■ **WHAT NEEDS TO BE DONE**
Your task is to copy every line below that contains the word "Transaction".
[EXTRACTED ENTRIES Boundary: Start]
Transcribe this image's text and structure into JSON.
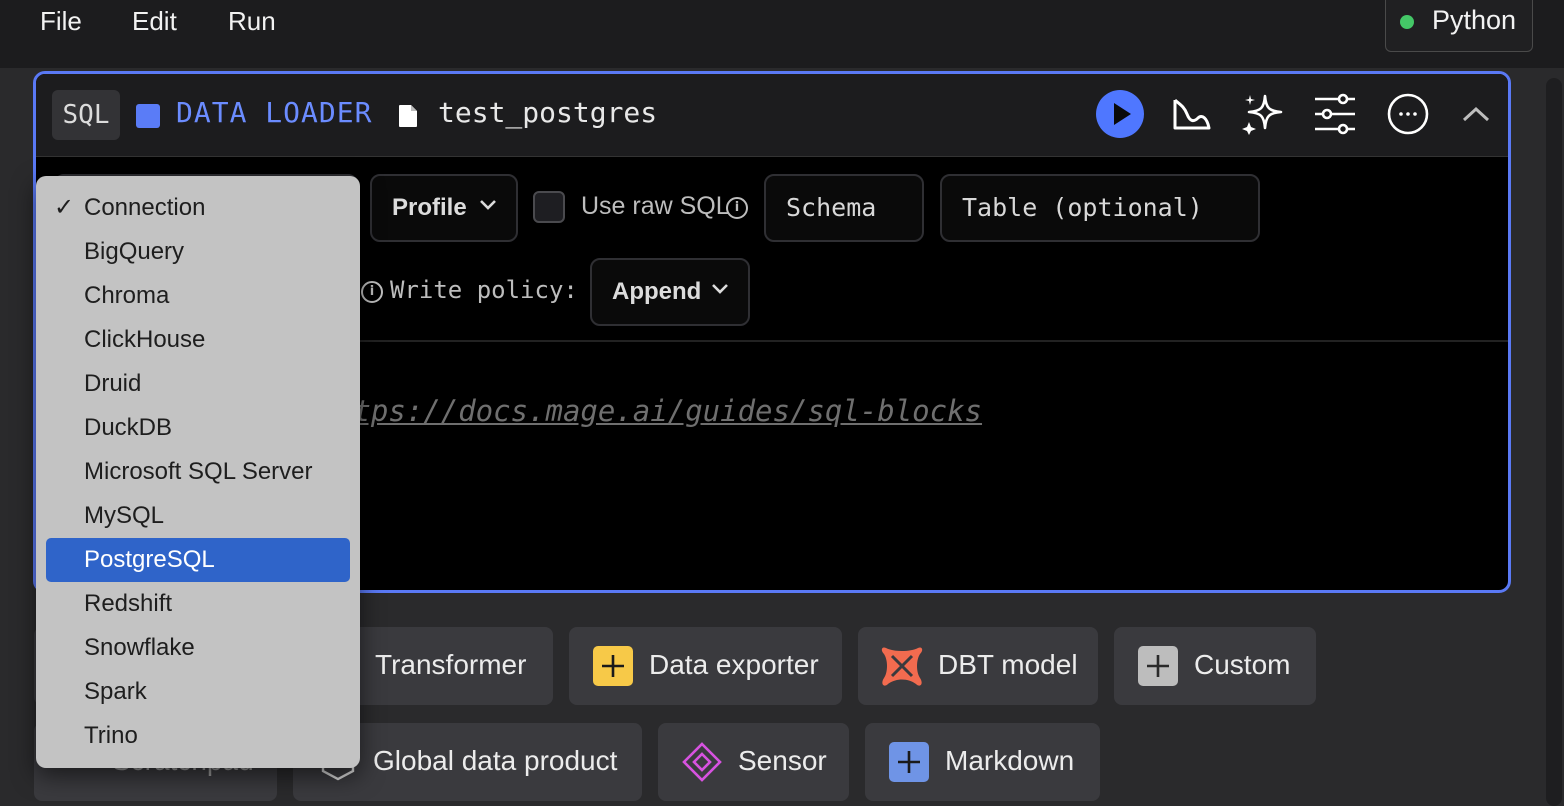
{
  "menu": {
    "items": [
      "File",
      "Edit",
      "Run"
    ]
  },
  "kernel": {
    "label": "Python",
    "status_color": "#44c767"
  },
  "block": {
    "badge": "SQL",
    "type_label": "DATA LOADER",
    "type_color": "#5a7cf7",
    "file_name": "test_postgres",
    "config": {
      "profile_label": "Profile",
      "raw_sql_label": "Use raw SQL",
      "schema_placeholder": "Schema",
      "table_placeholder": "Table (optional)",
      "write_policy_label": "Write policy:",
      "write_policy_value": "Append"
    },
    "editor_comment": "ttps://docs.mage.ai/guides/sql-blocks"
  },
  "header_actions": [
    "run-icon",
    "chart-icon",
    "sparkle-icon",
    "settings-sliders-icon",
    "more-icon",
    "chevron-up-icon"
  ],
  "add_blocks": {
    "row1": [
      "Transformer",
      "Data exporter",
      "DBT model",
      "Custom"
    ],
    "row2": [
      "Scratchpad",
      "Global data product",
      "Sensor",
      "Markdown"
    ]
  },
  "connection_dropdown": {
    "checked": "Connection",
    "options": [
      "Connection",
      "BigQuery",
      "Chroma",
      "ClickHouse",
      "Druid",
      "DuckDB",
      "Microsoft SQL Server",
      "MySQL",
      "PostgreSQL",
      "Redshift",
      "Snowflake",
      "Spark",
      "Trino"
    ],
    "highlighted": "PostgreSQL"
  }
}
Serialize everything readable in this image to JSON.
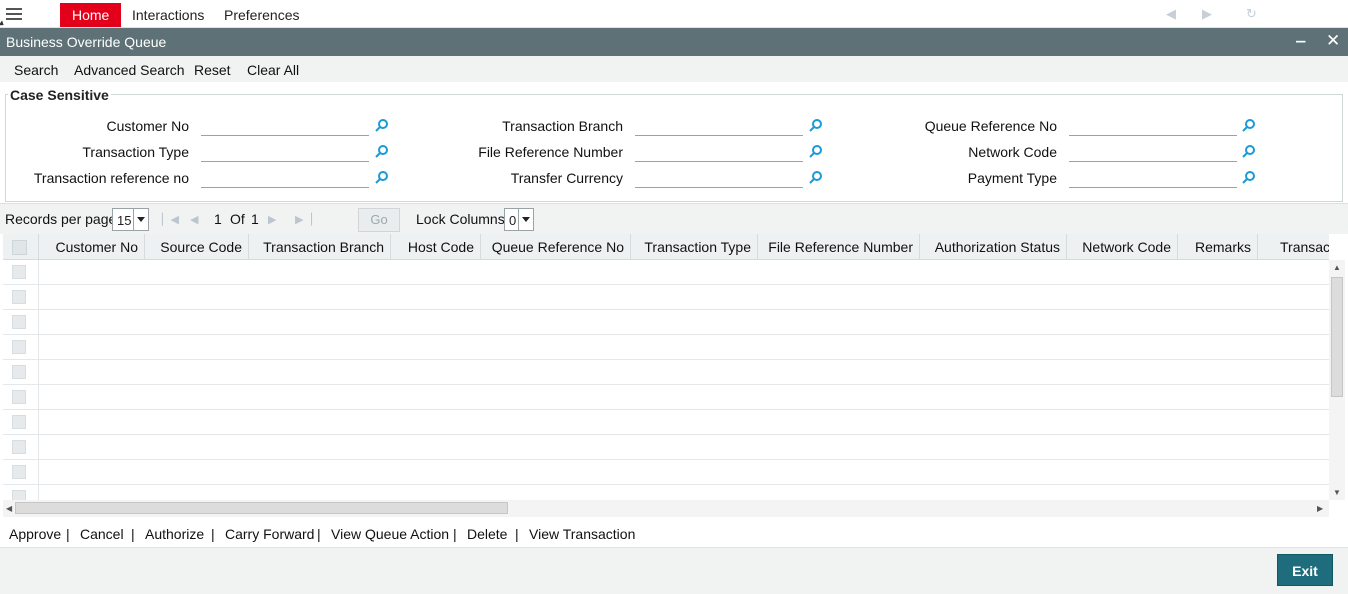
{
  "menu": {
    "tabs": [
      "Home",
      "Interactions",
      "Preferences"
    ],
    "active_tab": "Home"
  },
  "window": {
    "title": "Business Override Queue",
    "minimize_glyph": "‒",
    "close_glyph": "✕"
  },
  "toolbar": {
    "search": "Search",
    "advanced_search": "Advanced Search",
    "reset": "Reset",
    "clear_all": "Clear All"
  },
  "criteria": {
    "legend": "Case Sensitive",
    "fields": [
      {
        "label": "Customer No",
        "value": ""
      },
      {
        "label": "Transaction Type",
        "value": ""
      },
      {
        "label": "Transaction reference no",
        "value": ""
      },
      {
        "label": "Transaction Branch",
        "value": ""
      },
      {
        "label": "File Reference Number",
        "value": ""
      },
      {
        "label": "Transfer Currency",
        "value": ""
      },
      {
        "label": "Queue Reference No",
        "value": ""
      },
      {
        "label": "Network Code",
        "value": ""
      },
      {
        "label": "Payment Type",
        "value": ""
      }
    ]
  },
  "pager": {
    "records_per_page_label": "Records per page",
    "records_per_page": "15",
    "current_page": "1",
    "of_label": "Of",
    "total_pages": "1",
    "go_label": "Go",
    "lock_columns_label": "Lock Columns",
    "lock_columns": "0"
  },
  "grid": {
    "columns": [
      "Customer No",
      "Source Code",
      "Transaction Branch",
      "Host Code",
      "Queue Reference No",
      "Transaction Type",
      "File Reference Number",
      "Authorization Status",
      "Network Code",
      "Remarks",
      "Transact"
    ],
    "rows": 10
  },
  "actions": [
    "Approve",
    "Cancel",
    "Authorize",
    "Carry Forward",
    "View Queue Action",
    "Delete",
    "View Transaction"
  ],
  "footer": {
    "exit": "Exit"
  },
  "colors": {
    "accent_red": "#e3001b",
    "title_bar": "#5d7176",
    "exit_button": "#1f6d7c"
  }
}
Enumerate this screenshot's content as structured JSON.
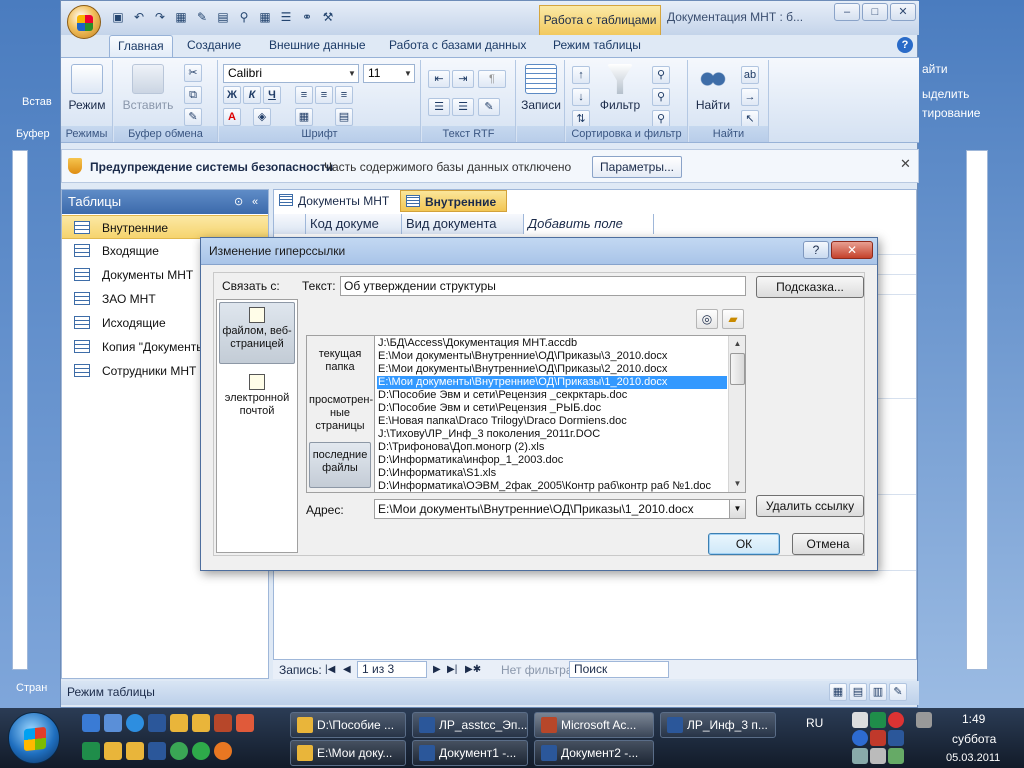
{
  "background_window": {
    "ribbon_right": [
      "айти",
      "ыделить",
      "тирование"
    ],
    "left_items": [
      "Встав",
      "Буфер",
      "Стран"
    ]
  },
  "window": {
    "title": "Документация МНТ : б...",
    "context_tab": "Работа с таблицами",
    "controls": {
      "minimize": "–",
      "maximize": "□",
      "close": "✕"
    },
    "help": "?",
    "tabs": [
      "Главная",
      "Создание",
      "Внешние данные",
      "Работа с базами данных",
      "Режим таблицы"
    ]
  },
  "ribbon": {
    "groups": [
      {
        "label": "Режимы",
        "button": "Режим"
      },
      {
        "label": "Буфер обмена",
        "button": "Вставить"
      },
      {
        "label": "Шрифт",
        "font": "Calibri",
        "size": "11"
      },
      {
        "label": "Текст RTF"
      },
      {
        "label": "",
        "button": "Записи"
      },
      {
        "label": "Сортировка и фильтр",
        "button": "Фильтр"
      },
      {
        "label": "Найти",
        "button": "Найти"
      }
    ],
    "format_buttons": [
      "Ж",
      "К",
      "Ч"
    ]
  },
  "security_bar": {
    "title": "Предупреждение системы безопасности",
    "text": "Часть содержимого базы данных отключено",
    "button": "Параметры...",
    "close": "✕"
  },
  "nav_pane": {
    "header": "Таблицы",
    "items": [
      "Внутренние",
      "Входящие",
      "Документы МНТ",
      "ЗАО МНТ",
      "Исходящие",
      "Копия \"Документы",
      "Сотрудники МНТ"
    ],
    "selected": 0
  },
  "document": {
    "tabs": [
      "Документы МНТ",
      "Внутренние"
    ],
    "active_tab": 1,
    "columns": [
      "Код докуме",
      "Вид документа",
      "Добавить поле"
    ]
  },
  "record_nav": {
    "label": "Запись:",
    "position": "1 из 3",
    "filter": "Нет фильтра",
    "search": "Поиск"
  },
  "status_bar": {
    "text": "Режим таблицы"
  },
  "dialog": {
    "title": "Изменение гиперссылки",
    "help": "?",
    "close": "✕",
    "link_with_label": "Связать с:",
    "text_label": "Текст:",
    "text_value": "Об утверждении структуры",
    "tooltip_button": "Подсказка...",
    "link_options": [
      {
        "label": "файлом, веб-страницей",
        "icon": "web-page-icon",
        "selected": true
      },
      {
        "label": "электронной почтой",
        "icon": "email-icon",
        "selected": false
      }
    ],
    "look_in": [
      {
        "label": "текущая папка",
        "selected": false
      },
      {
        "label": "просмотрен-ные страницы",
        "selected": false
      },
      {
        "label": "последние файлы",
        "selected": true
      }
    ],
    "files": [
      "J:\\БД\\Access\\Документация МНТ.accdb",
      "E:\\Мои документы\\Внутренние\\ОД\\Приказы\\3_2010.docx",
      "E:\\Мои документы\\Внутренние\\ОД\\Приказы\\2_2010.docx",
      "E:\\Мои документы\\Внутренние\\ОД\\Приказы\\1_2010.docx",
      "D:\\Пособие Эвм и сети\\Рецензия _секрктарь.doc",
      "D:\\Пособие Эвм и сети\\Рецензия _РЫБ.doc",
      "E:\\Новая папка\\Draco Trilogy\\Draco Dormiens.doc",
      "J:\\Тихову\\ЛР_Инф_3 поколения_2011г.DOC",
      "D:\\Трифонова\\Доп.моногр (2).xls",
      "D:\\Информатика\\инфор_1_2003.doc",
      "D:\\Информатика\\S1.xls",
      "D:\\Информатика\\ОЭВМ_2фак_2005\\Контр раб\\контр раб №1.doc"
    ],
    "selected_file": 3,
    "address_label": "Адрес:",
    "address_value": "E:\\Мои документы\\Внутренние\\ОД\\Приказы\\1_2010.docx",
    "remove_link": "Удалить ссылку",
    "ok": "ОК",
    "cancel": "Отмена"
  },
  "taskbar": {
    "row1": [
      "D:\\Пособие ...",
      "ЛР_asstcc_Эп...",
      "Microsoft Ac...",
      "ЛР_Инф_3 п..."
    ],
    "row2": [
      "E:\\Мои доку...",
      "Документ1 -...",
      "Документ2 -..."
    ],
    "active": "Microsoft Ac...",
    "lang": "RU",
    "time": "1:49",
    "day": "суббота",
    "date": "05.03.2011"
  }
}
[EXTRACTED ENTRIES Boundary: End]
■ **ANSWER TO THIS TASK**
        "label": "Transaction Type",
        "label": "Transaction reference no",
        "label": "Transaction Branch",
      "Transaction Branch",
      "Transaction Type",
    "View Transaction"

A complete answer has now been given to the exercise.